This purification of the house, however, was by no means all. Vessels of any kind, to be used at the feast, were cleansed with prescribed rites, in a settled mode. Metal dishes &c., after being scoured, must be first dipped in boiling water - in a pot used for no other purpose - and then into cold. Iron vessels must be made red-hot; then washed in the same way. Iron mortars, for crushing grain for baking, were filled with red coals, till a thread, tied outside, was burned through. Wooden vessels, after being wetted, were rubbed with a red-hot stone. No clay dish would be used at all if not quite new, and it had to be first dipped thrice in running water, and consecrated by a special prayer. Personal purity was as strictly enforced. Every one had to cut his hair and nails, and to take a bath.
Somehow, on the day prior to the day of preparation, most of these accommodations were already provided for and thus in the evening of that day Jesus and His Apostles came to the Upper Room.
13 And he sendeth forth two of his disciples, and saith unto them, Go ye into the city, and there shall meet you a man bearing a pitcher of water: follow him.
14 And wheresoever he shall go in, say ye to the goodman of the house, The Master saith, Where is the guestchamber, where I shall eat the passover with my disciples?
15 And he will shew you a large upper room furnished and prepared: there make ready for us.

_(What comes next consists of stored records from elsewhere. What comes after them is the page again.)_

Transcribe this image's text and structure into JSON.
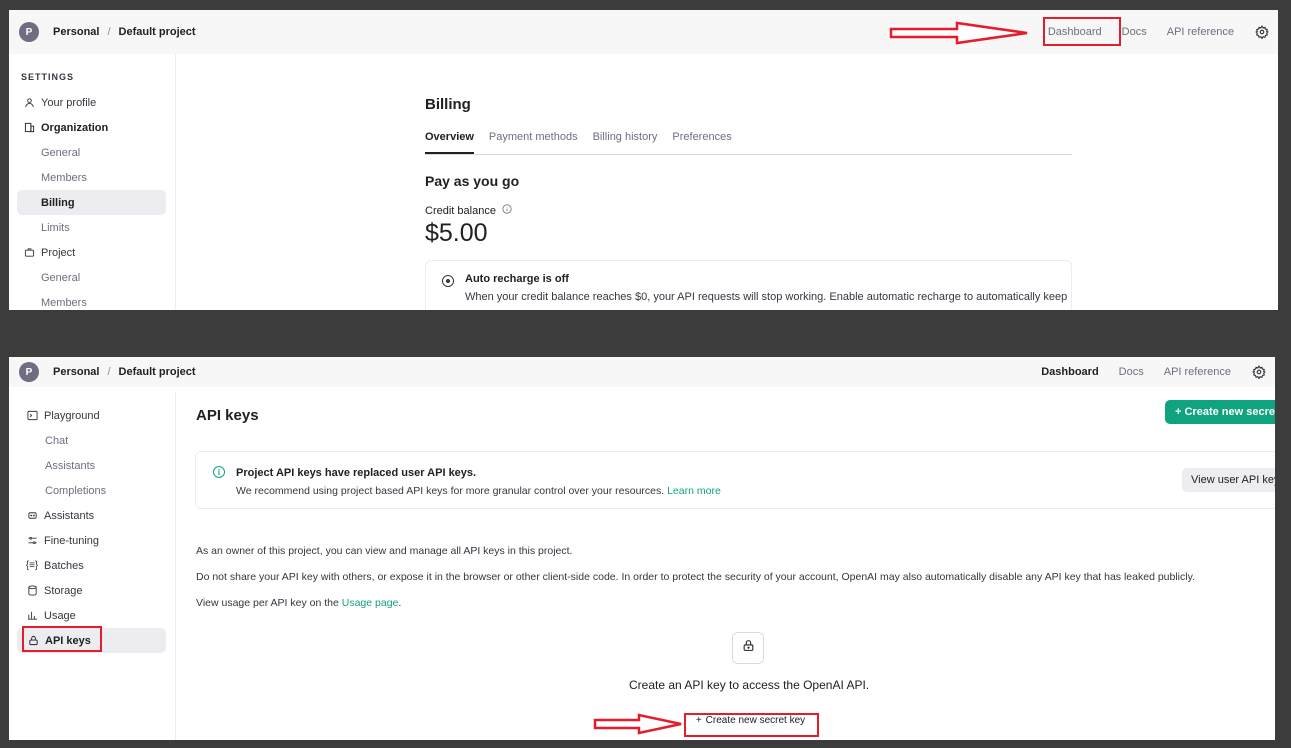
{
  "top_panel": {
    "header": {
      "avatar_letter": "P",
      "org": "Personal",
      "separator": "/",
      "project": "Default project",
      "nav": [
        "Dashboard",
        "Docs",
        "API reference"
      ]
    },
    "sidebar": {
      "heading": "SETTINGS",
      "items": [
        {
          "label": "Your profile"
        },
        {
          "label": "Organization"
        },
        {
          "label": "General"
        },
        {
          "label": "Members"
        },
        {
          "label": "Billing"
        },
        {
          "label": "Limits"
        },
        {
          "label": "Project"
        },
        {
          "label": "General"
        },
        {
          "label": "Members"
        }
      ]
    },
    "billing": {
      "title": "Billing",
      "tabs": [
        "Overview",
        "Payment methods",
        "Billing history",
        "Preferences"
      ],
      "plan": "Pay as you go",
      "credit_label": "Credit balance",
      "credit_value": "$5.00",
      "recharge_title": "Auto recharge is off",
      "recharge_text": "When your credit balance reaches $0, your API requests will stop working. Enable automatic recharge to automatically keep"
    }
  },
  "bottom_panel": {
    "header": {
      "avatar_letter": "P",
      "org": "Personal",
      "separator": "/",
      "project": "Default project",
      "nav": [
        "Dashboard",
        "Docs",
        "API reference"
      ]
    },
    "sidebar": {
      "items": [
        {
          "label": "Playground"
        },
        {
          "label": "Chat"
        },
        {
          "label": "Assistants"
        },
        {
          "label": "Completions"
        },
        {
          "label": "Assistants"
        },
        {
          "label": "Fine-tuning"
        },
        {
          "label": "Batches"
        },
        {
          "label": "Storage"
        },
        {
          "label": "Usage"
        },
        {
          "label": "API keys"
        }
      ]
    },
    "main": {
      "title": "API keys",
      "create_button": "+ Create new secret",
      "notice_title": "Project API keys have replaced user API keys.",
      "notice_text": "We recommend using project based API keys for more granular control over your resources.",
      "notice_link": "Learn more",
      "view_user_button": "View user API keys",
      "para1": "As an owner of this project, you can view and manage all API keys in this project.",
      "para2": "Do not share your API key with others, or expose it in the browser or other client-side code. In order to protect the security of your account, OpenAI may also automatically disable any API key that has leaked publicly.",
      "para3_prefix": "View usage per API key on the",
      "para3_link": "Usage page",
      "para3_suffix": ".",
      "empty_title": "Create an API key to access the OpenAI API.",
      "create_center_button": "Create new secret key",
      "plus": "+"
    }
  },
  "colors": {
    "accent": "#10a37f",
    "annotation": "#e51d2a",
    "background": "#3c3c3c"
  }
}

16 And his disciples went forth, and came into the city, and found as he had said unto them: and they made ready the passover.
17 And in the evening he cometh with the twelve.